START Data listing
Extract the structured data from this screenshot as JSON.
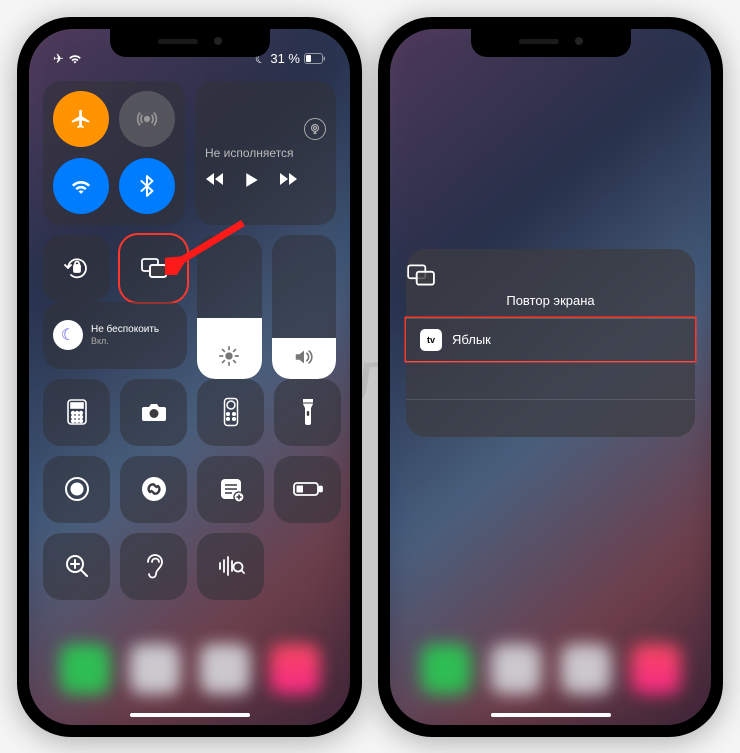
{
  "status": {
    "battery_text": "31 %"
  },
  "media": {
    "now_playing": "Не исполняется"
  },
  "dnd": {
    "title": "Не беспокоить",
    "state": "Вкл."
  },
  "mirror_panel": {
    "title": "Повтор экрана",
    "device_name": "Яблык"
  },
  "watermark": "Яблык"
}
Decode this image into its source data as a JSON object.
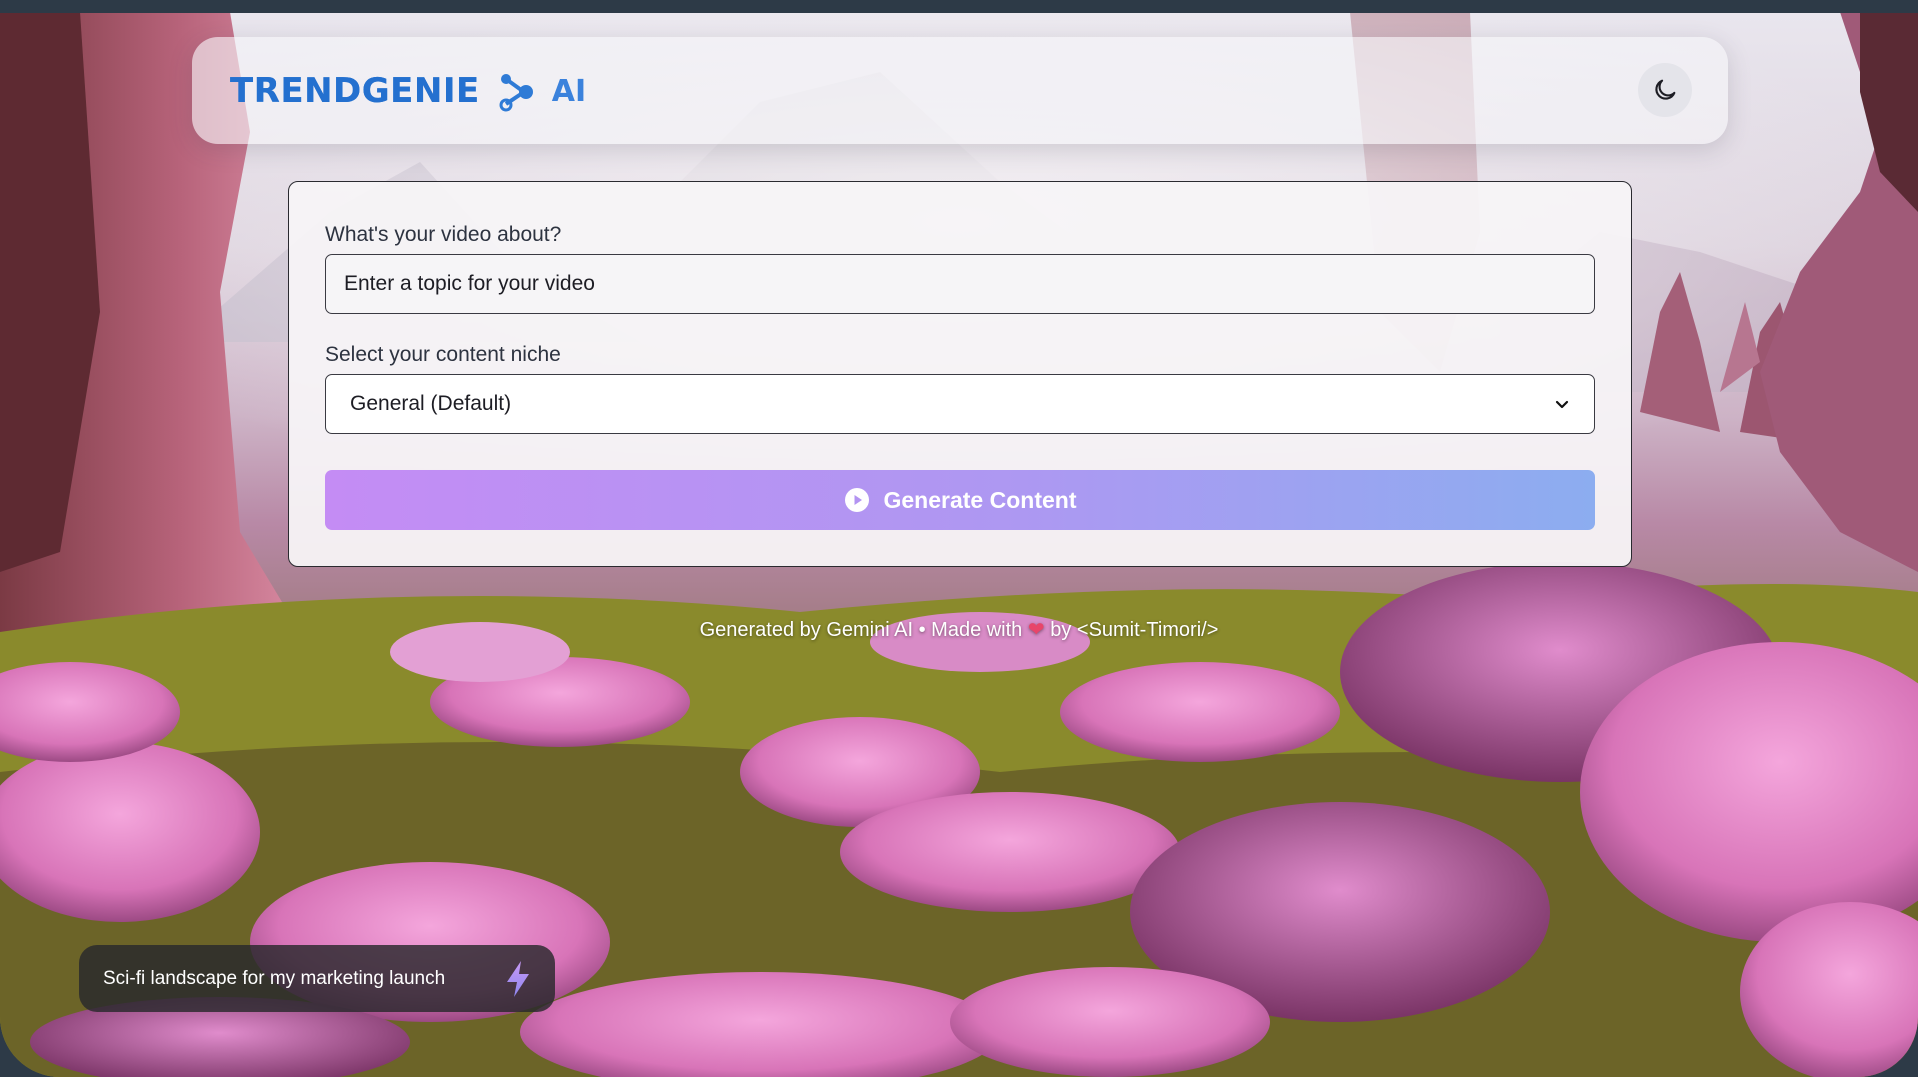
{
  "header": {
    "brand": "TRENDGENIE",
    "brand_suffix": "AI",
    "theme_toggle_icon": "moon-icon"
  },
  "form": {
    "topic_label": "What's your video about?",
    "topic_placeholder": "Enter a topic for your video",
    "topic_value": "",
    "niche_label": "Select your content niche",
    "niche_selected": "General (Default)",
    "generate_label": "Generate Content"
  },
  "footer": {
    "part1": "Generated by Gemini AI • Made with",
    "heart": "❤",
    "part2": "by <Sumit-Timori/>"
  },
  "prompt_chip": {
    "text": "Sci-fi landscape for my marketing launch",
    "icon": "lightning-icon"
  },
  "colors": {
    "brand_blue": "#2470cf",
    "button_gradient_start": "#c48cf4",
    "button_gradient_end": "#8cadf0",
    "heart": "#e8456a",
    "lightning": "#a48af0"
  }
}
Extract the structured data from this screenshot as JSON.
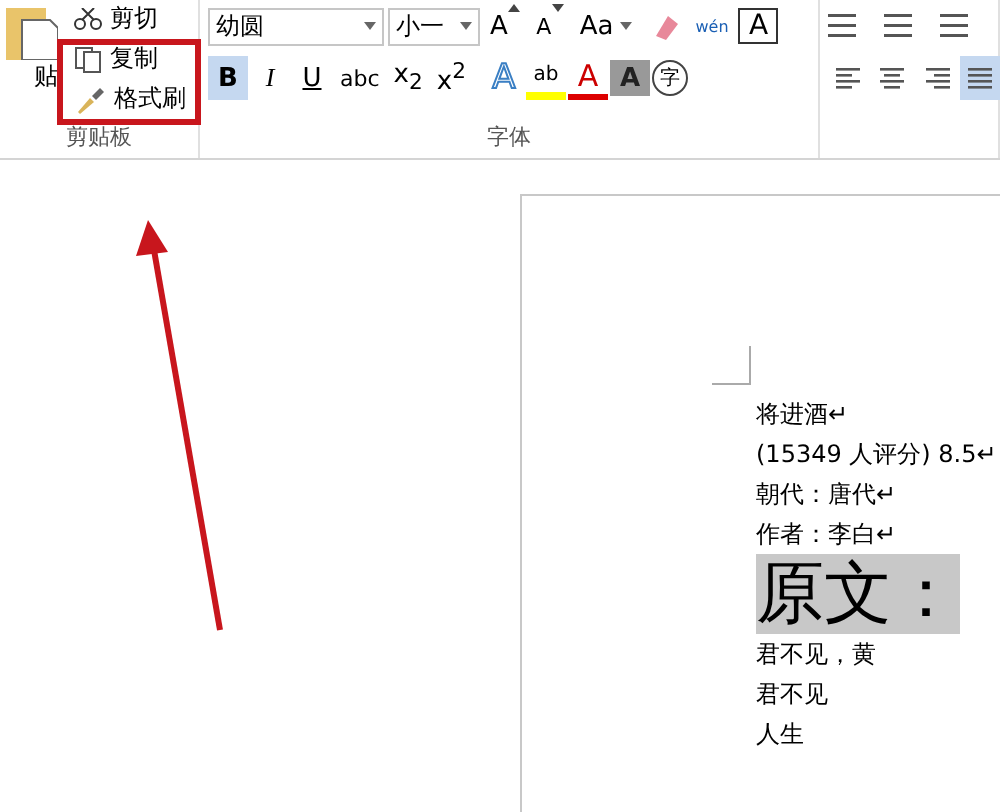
{
  "ribbon": {
    "clipboard": {
      "paste": "贴",
      "items": [
        {
          "label": "剪切",
          "kind": "cut"
        },
        {
          "label": "复制",
          "kind": "copy"
        },
        {
          "label": "格式刷",
          "kind": "painter"
        }
      ],
      "group_label": "剪贴板"
    },
    "font": {
      "font_name": "幼圆",
      "font_size": "小一",
      "row1": [
        {
          "label": "A",
          "kind": "grow"
        },
        {
          "label": "A",
          "kind": "shrink"
        },
        {
          "label": "Aa",
          "kind": "case"
        },
        {
          "kind": "eraser"
        },
        {
          "label": "wén",
          "kind": "phonetic"
        },
        {
          "label": "A",
          "kind": "border"
        }
      ],
      "formats": [
        {
          "label": "B",
          "selected": true,
          "kind": "bold"
        },
        {
          "label": "I",
          "selected": false,
          "kind": "italic"
        },
        {
          "label": "U",
          "selected": false,
          "kind": "underline"
        },
        {
          "label": "abc",
          "selected": false,
          "kind": "strike"
        },
        {
          "label": "x$_{2}$",
          "selected": false,
          "kind": "plain"
        },
        {
          "label": "x$^{2}$",
          "selected": false,
          "kind": "plain"
        }
      ],
      "effects": [
        {
          "label": "A",
          "kind": "outline"
        },
        {
          "label": "ab",
          "kind": "highlight"
        },
        {
          "label": "A",
          "kind": "color"
        },
        {
          "label": "A",
          "kind": "shade"
        },
        {
          "label": "字",
          "kind": "circle"
        }
      ],
      "group_label": "字体"
    },
    "paragraph": {
      "aligns": [
        {
          "kind": "left",
          "selected": false
        },
        {
          "kind": "center",
          "selected": false
        },
        {
          "kind": "right",
          "selected": false
        },
        {
          "kind": "justify",
          "selected": true
        }
      ]
    }
  },
  "document": {
    "lines": [
      {
        "text": "将进酒↵",
        "kind": "normal"
      },
      {
        "text": "(15349 人评分) 8.5↵",
        "kind": "normal"
      },
      {
        "text": "朝代：唐代↵",
        "kind": "normal"
      },
      {
        "text": "作者：李白↵",
        "kind": "normal"
      },
      {
        "text": "原文：",
        "kind": "heading"
      },
      {
        "text": "君不见，黄",
        "kind": "normal"
      },
      {
        "text": "君不见",
        "kind": "normal"
      },
      {
        "text": "人生",
        "kind": "normal"
      }
    ]
  },
  "annotation": {
    "highlight_box": true,
    "arrow": true
  }
}
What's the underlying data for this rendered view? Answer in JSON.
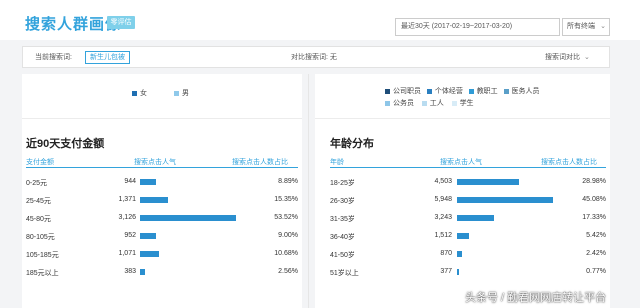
{
  "header": {
    "title": "搜索人群画像",
    "tag": "零评估",
    "date_range": "最近30天 (2017-02-19~2017-03-20)",
    "terminal_select": "所有终端"
  },
  "search_bar": {
    "current_label": "当前搜索词:",
    "current_keyword": "新生儿包被",
    "compare_label": "对比搜索词: 无",
    "compare_button": "搜索词对比"
  },
  "gender_legend": [
    {
      "label": "女",
      "color": "#1f6fb2"
    },
    {
      "label": "男",
      "color": "#8fc9ea"
    }
  ],
  "occupation_legend": [
    {
      "label": "公司职员",
      "color": "#1f4e79"
    },
    {
      "label": "个体经营",
      "color": "#2a7fc0"
    },
    {
      "label": "教职工",
      "color": "#2f9bd6"
    },
    {
      "label": "医务人员",
      "color": "#5a9fc8"
    },
    {
      "label": "公务员",
      "color": "#8ec6e8"
    },
    {
      "label": "工人",
      "color": "#b9dcf0"
    },
    {
      "label": "学生",
      "color": "#d8ecf7"
    }
  ],
  "spend": {
    "title": "近90天支付金额",
    "col_label": "支付金额",
    "col_popularity": "搜索点击人气",
    "col_share": "搜索点击人数占比",
    "rows": [
      {
        "label": "0-25元",
        "value": "944",
        "share": "8.89%",
        "pct": 8.89
      },
      {
        "label": "25-45元",
        "value": "1,371",
        "share": "15.35%",
        "pct": 15.35
      },
      {
        "label": "45-80元",
        "value": "3,126",
        "share": "53.52%",
        "pct": 53.52
      },
      {
        "label": "80-105元",
        "value": "952",
        "share": "9.00%",
        "pct": 9.0
      },
      {
        "label": "105-185元",
        "value": "1,071",
        "share": "10.68%",
        "pct": 10.68
      },
      {
        "label": "185元以上",
        "value": "383",
        "share": "2.56%",
        "pct": 2.56
      }
    ]
  },
  "age": {
    "title": "年龄分布",
    "col_label": "年龄",
    "col_popularity": "搜索点击人气",
    "col_share": "搜索点击人数占比",
    "rows": [
      {
        "label": "18-25岁",
        "value": "4,503",
        "share": "28.98%",
        "pct": 28.98
      },
      {
        "label": "26-30岁",
        "value": "5,948",
        "share": "45.08%",
        "pct": 45.08
      },
      {
        "label": "31-35岁",
        "value": "3,243",
        "share": "17.33%",
        "pct": 17.33
      },
      {
        "label": "36-40岁",
        "value": "1,512",
        "share": "5.42%",
        "pct": 5.42
      },
      {
        "label": "41-50岁",
        "value": "870",
        "share": "2.42%",
        "pct": 2.42
      },
      {
        "label": "51岁以上",
        "value": "377",
        "share": "0.77%",
        "pct": 0.77
      }
    ]
  },
  "watermark": "头条号 / 勤君网网店转让平台"
}
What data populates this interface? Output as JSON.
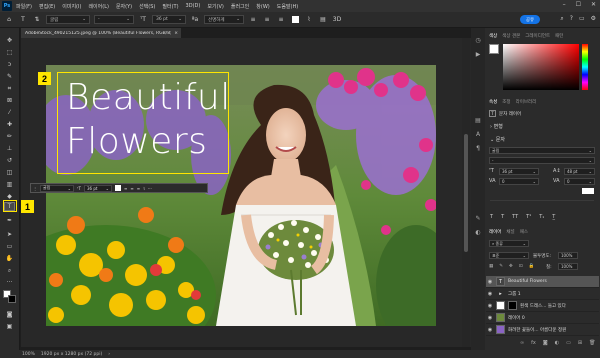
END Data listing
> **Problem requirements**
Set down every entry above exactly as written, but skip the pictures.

> **Response to the exercise**
Extract the structured data from this screenshot as JSON.
{
  "status": {
    "battery_text": "31 %"
  },
  "media": {
    "now_playing": "Не исполняется"
  },
  "dnd": {
    "title": "Не беспокоить",
    "state": "Вкл."
  },
  "mirror_panel": {
    "title": "Повтор экрана",
    "device_name": "Яблык"
  },
  "watermark": "Яблык"
}
Decode this image into its source data as a JSON object.
{
  "header": {
    "brand": "TRENDGENIE",
    "brand_suffix": "AI",
    "theme_toggle_icon": "moon-icon"
  },
  "form": {
    "topic_label": "What's your video about?",
    "topic_placeholder": "Enter a topic for your video",
    "topic_value": "",
    "niche_label": "Select your content niche",
    "niche_selected": "General (Default)",
    "generate_label": "Generate Content"
  },
  "footer": {
    "part1": "Generated by Gemini AI • Made with",
    "heart": "❤",
    "part2": "by <Sumit-Timori/>"
  },
  "prompt_chip": {
    "text": "Sci-fi landscape for my marketing launch",
    "icon": "lightning-icon"
  },
  "colors": {
    "brand_blue": "#2470cf",
    "button_gradient_start": "#c48cf4",
    "button_gradient_end": "#8cadf0",
    "heart": "#e8456a",
    "lightning": "#a48af0"
  }
}
Extract the structured data from this screenshot as JSON.
{
  "ribbon": {
    "clipboard": {
      "paste": "贴",
      "items": [
        {
          "label": "剪切",
          "kind": "cut"
        },
        {
          "label": "复制",
          "kind": "copy"
        },
        {
          "label": "格式刷",
          "kind": "painter"
        }
      ],
      "group_label": "剪贴板"
    },
    "font": {
      "font_name": "幼圆",
      "font_size": "小一",
      "row1": [
        {
          "label": "A",
          "kind": "grow"
        },
        {
          "label": "A",
          "kind": "shrink"
        },
        {
          "label": "Aa",
          "kind": "case"
        },
        {
          "kind": "eraser"
        },
        {
          "label": "wén",
          "kind": "phonetic"
        },
        {
          "label": "A",
          "kind": "border"
        }
      ],
      "formats": [
        {
          "label": "B",
          "selected": true,
          "kind": "bold"
        },
        {
          "label": "I",
          "selected": false,
          "kind": "italic"
        },
        {
          "label": "U",
          "selected": false,
          "kind": "underline"
        },
        {
          "label": "abc",
          "selected": false,
          "kind": "strike"
        },
        {
          "label": "x$_{2}$",
          "selected": false,
          "kind": "plain"
        },
        {
          "label": "x$^{2}$",
          "selected": false,
          "kind": "plain"
        }
      ],
      "effects": [
        {
          "label": "A",
          "kind": "outline"
        },
        {
          "label": "ab",
          "kind": "highlight"
        },
        {
          "label": "A",
          "kind": "color"
        },
        {
          "label": "A",
          "kind": "shade"
        },
        {
          "label": "字",
          "kind": "circle"
        }
      ],
      "group_label": "字体"
    },
    "paragraph": {
      "aligns": [
        {
          "kind": "left",
          "selected": false
        },
        {
          "kind": "center",
          "selected": false
        },
        {
          "kind": "right",
          "selected": false
        },
        {
          "kind": "justify",
          "selected": true
        }
      ]
    }
  },
  "document": {
    "lines": [
      {
        "text": "将进酒↵",
        "kind": "normal"
      },
      {
        "text": "(15349 人评分) 8.5↵",
        "kind": "normal"
      },
      {
        "text": "朝代：唐代↵",
        "kind": "normal"
      },
      {
        "text": "作者：李白↵",
        "kind": "normal"
      },
      {
        "text": "原文：",
        "kind": "heading"
      },
      {
        "text": "君不见，黄",
        "kind": "normal"
      },
      {
        "text": "君不见",
        "kind": "normal"
      },
      {
        "text": "人生",
        "kind": "normal"
      }
    ]
  },
  "annotation": {
    "highlight_box": true,
    "arrow": true
  }
}
What's the underlying data for this rendered view? Answer in JSON.
{
  "header": {
    "title": "搜索人群画像",
    "tag": "零评估",
    "date_range": "最近30天 (2017-02-19~2017-03-20)",
    "terminal_select": "所有终端"
  },
  "search_bar": {
    "current_label": "当前搜索词:",
    "current_keyword": "新生儿包被",
    "compare_label": "对比搜索词: 无",
    "compare_button": "搜索词对比"
  },
  "gender_legend": [
    {
      "label": "女",
      "color": "#1f6fb2"
    },
    {
      "label": "男",
      "color": "#8fc9ea"
    }
  ],
  "occupation_legend": [
    {
      "label": "公司职员",
      "color": "#1f4e79"
    },
    {
      "label": "个体经营",
      "color": "#2a7fc0"
    },
    {
      "label": "教职工",
      "color": "#2f9bd6"
    },
    {
      "label": "医务人员",
      "color": "#5a9fc8"
    },
    {
      "label": "公务员",
      "color": "#8ec6e8"
    },
    {
      "label": "工人",
      "color": "#b9dcf0"
    },
    {
      "label": "学生",
      "color": "#d8ecf7"
    }
  ],
  "spend": {
    "title": "近90天支付金额",
    "col_label": "支付金额",
    "col_popularity": "搜索点击人气",
    "col_share": "搜索点击人数占比",
    "rows": [
      {
        "label": "0-25元",
        "value": "944",
        "share": "8.89%",
        "pct": 8.89
      },
      {
        "label": "25-45元",
        "value": "1,371",
        "share": "15.35%",
        "pct": 15.35
      },
      {
        "label": "45-80元",
        "value": "3,126",
        "share": "53.52%",
        "pct": 53.52
      },
      {
        "label": "80-105元",
        "value": "952",
        "share": "9.00%",
        "pct": 9.0
      },
      {
        "label": "105-185元",
        "value": "1,071",
        "share": "10.68%",
        "pct": 10.68
      },
      {
        "label": "185元以上",
        "value": "383",
        "share": "2.56%",
        "pct": 2.56
      }
    ]
  },
  "age": {
    "title": "年龄分布",
    "col_label": "年龄",
    "col_popularity": "搜索点击人气",
    "col_share": "搜索点击人数占比",
    "rows": [
      {
        "label": "18-25岁",
        "value": "4,503",
        "share": "28.98%",
        "pct": 28.98
      },
      {
        "label": "26-30岁",
        "value": "5,948",
        "share": "45.08%",
        "pct": 45.08
      },
      {
        "label": "31-35岁",
        "value": "3,243",
        "share": "17.33%",
        "pct": 17.33
      },
      {
        "label": "36-40岁",
        "value": "1,512",
        "share": "5.42%",
        "pct": 5.42
      },
      {
        "label": "41-50岁",
        "value": "870",
        "share": "2.42%",
        "pct": 2.42
      },
      {
        "label": "51岁以上",
        "value": "377",
        "share": "0.77%",
        "pct": 0.77
      }
    ]
  },
  "watermark": "头条号 / 勤君网网店转让平台"
}
What data populates this interface? Output as JSON.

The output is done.